Entries from a dataset of interfaces
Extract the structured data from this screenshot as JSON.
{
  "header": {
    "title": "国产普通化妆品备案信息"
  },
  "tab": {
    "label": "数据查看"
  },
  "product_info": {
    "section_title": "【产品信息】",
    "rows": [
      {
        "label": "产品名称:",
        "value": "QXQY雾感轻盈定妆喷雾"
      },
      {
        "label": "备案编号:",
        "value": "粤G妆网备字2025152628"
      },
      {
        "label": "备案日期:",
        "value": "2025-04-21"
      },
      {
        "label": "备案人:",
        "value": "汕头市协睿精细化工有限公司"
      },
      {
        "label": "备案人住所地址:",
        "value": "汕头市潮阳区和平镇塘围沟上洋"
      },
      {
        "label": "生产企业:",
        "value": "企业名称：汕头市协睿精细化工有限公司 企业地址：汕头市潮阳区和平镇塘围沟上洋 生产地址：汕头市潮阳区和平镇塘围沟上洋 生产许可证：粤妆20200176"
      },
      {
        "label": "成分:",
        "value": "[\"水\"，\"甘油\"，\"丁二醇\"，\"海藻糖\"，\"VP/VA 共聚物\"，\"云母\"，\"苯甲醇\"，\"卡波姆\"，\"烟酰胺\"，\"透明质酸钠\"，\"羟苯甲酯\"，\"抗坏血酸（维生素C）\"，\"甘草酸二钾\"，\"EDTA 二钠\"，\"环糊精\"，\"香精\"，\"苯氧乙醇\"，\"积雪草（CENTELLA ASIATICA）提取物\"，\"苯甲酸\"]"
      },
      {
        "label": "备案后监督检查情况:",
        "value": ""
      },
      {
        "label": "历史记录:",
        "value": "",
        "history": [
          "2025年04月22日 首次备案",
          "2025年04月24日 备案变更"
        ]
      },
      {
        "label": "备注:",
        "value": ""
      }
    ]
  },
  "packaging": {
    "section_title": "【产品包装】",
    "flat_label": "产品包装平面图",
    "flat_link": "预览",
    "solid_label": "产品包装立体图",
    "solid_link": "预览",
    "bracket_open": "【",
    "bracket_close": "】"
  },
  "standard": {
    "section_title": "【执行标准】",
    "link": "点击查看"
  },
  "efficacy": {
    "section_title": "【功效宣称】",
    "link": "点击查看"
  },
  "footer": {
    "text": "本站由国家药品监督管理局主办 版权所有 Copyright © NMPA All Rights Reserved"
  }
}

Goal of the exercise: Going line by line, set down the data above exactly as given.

Exercise answer:
Extract the structured data from this screenshot as JSON.
{
  "header": {
    "title": "国产普通化妆品备案信息"
  },
  "tab": {
    "label": "数据查看"
  },
  "product_info": {
    "section_title": "【产品信息】",
    "rows": [
      {
        "label": "产品名称:",
        "value": "QXQY雾感轻盈定妆喷雾"
      },
      {
        "label": "备案编号:",
        "value": "粤G妆网备字2025152628"
      },
      {
        "label": "备案日期:",
        "value": "2025-04-21"
      },
      {
        "label": "备案人:",
        "value": "汕头市协睿精细化工有限公司"
      },
      {
        "label": "备案人住所地址:",
        "value": "汕头市潮阳区和平镇塘围沟上洋"
      },
      {
        "label": "生产企业:",
        "value": "企业名称：汕头市协睿精细化工有限公司 企业地址：汕头市潮阳区和平镇塘围沟上洋 生产地址：汕头市潮阳区和平镇塘围沟上洋 生产许可证：粤妆20200176"
      },
      {
        "label": "成分:",
        "value": "[\"水\"，\"甘油\"，\"丁二醇\"，\"海藻糖\"，\"VP/VA 共聚物\"，\"云母\"，\"苯甲醇\"，\"卡波姆\"，\"烟酰胺\"，\"透明质酸钠\"，\"羟苯甲酯\"，\"抗坏血酸（维生素C）\"，\"甘草酸二钾\"，\"EDTA 二钠\"，\"环糊精\"，\"香精\"，\"苯氧乙醇\"，\"积雪草（CENTELLA ASIATICA）提取物\"，\"苯甲酸\"]"
      },
      {
        "label": "备案后监督检查情况:",
        "value": ""
      },
      {
        "label": "历史记录:",
        "value": "",
        "history": [
          "2025年04月22日 首次备案",
          "2025年04月24日 备案变更"
        ]
      },
      {
        "label": "备注:",
        "value": ""
      }
    ]
  },
  "packaging": {
    "section_title": "【产品包装】",
    "flat_label": "产品包装平面图",
    "flat_link": "预览",
    "solid_label": "产品包装立体图",
    "solid_link": "预览",
    "bracket_open": "【",
    "bracket_close": "】"
  },
  "standard": {
    "section_title": "【执行标准】",
    "link": "点击查看"
  },
  "efficacy": {
    "section_title": "【功效宣称】",
    "link": "点击查看"
  },
  "footer": {
    "text": "本站由国家药品监督管理局主办 版权所有 Copyright © NMPA All Rights Reserved"
  }
}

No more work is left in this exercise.